UK Politics

Shalom Lappin: Opposing the Boycott

Read Shalom Lappin’s piece at Normblog:

It is important to understand precisely what the PACBI boycott call entails. It is not an instrument for criticizing Israeli government policy or an effort to end Israel’s occupation of Palestinian territory beyond its 1967 borders. This movement does not seek a peace between Israelis and Palestinians within the framework of a two-state solution. It is an integral part of a rejectionist programme to dismantle Israel as a country. The architects of the campaign to support the PACBI boycott call within the UCU are perfectly aware of its nature, and have never concealed its objectives.

The boycott campaign is largely the preserve of political extremists. That it has proven so resilient and effective in penetrating professional unions is due to the fact that it has encountered little active resistance within the mainstream. This is part of a larger pattern in which the obsessive hatred and demonization of Israel as a country has moved from the margins of the far right and the far left into the broad centre of public discourse through an ongoing stream of negative comment in the press. While much of this comment contains entirely legitimate criticism of Israeli government policies and actions, the image of Israel as an irredeemably criminal country has gained increasing currency across the political spectrum. This image now informs a set of largely unquestioned assumptions that define the parameters for much discussion on the Middle East in Britain.

People who do not share these assumptions have remained largely silent and aloof from the debate. Senior political leaders, labour union officials, journalists, cultural figures, academics, and university administrators have done little if anything to counteract the rise of the narrative that identifies Israel as a latter day junior Nazi state, even when issuing the occasional pious criticism. The rank-and-file memberships of the UCU and other unions have tired of the boycott spectacle, convinced that it has nothing to do with them.
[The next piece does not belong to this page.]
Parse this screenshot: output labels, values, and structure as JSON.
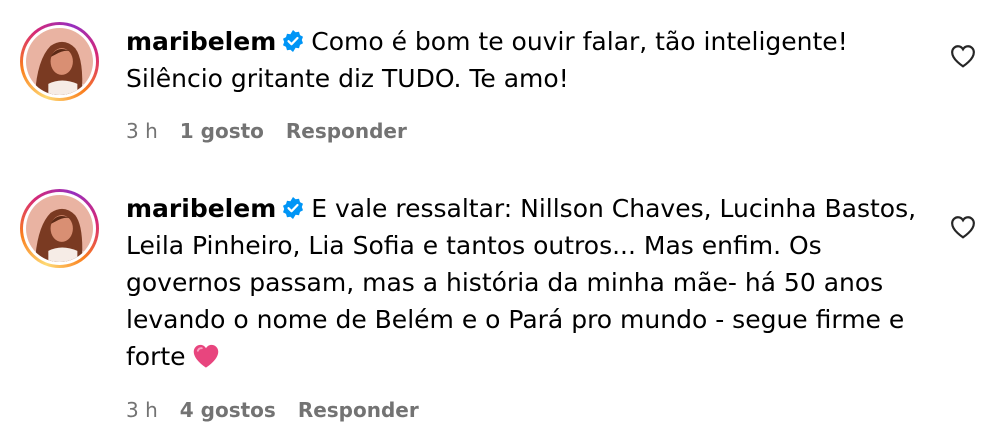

Most now simply stand aside, allowing the boycott advocates to stampede their conferences. As a result, small groups like Engage and their supporters have been left largely on their own to struggle against this narrative. The Jewish community, with its historically timid leadership, has offered low-key support from the sidelines, but it continues to avoid seriously confronting the problem, in the hope that it will subside, as in the past.

Shalom suggests two ways forward.

First, we should encourage our colleagues and all organizations (in Britain and abroad) to break their ties with any union or agency that adopts a boycott resolution of the kind that UCU or the NUJ has passed. We should include in the class of such resolutions those aimed at Israel in general, rather than, say, the products of settlements in the occupied territories. We are concerned with boycotts that deny Israel’s legitimacy and conform to the Arab League model, rather than targeted boycotts aimed at particular Israeli practices. It is also imperative that the counter-boycott not be applied to individuals, regardless of their political views or their support of the boycott. Its focus should be institutions and organizations that engage in discriminatory behaviour.

Second, we should invite agencies and institutions that have not declared their position on the boycott to adopt a policy of non-discrimination that excludes the primary provisions of the boycott. In January 2003 the Linguistics Society of America adopted a non-discrimination statement in response to the first (unsuccessful) AUT boycott motion earlier that year. Its text offers a model for such a policy.

Linguistic Society of America

Resolution: opposition to all discrimination and political sanctions against scholars on the basis of religion or ethnicity

3 January 2003: Approved by members attending the 77th Annual Business Meeting, Atlanta Hilton, Atlanta, Georgia

1 July 2003: Adopted by LSA membership in a mail ballot

Whereas there have been calls for and instances of boycotts of individual scholars (faculty, students, and administration) and their universities, in response to the actions and policies of the governments of the countries or regions where these scholars work, or to the scholars’ religion or ethnicity,

Let it be resolved that the Linguistic Society of America opposes all discrimination and political sanctions against scholars in any aspect of professional life (such as employment, publications, promotion, conference participation, educational exchanges, and research collaboration), where such discrimination is based not on the conduct of the scholars themselves, but solely on the scholars’ religion or ethnicity, or on the actions or policies of the countries or regions in which these scholars live and work, or of which they are citizens. Such boycotts violate the principle of free scientific interaction and cooperation, and they constitute arbitrary and selective applications of collective punishment.

This statement provides an economical, but effective defence against discrimination directed at Israeli academics under cover of the boycott. It does not mention the boycott or Israel, and so it can be used against a campaign directed at any national group and seeking to exclude people on the basis of their citizenship or country of residence. It is a natural extension of existing anti-discrimination laws that rule out unequal treatment for racial, religious, ethnic, or sexual reasons. Refusal to endorse a suitably customized version of this statement can reasonably be taken as evidence of support for the boycott. Therefore, an organization that will not commit itself to this policy should be subject to the counter-boycott.

Do you agree with Shalom?

More on combatting the extreme Left’s boycott campaign at Engage.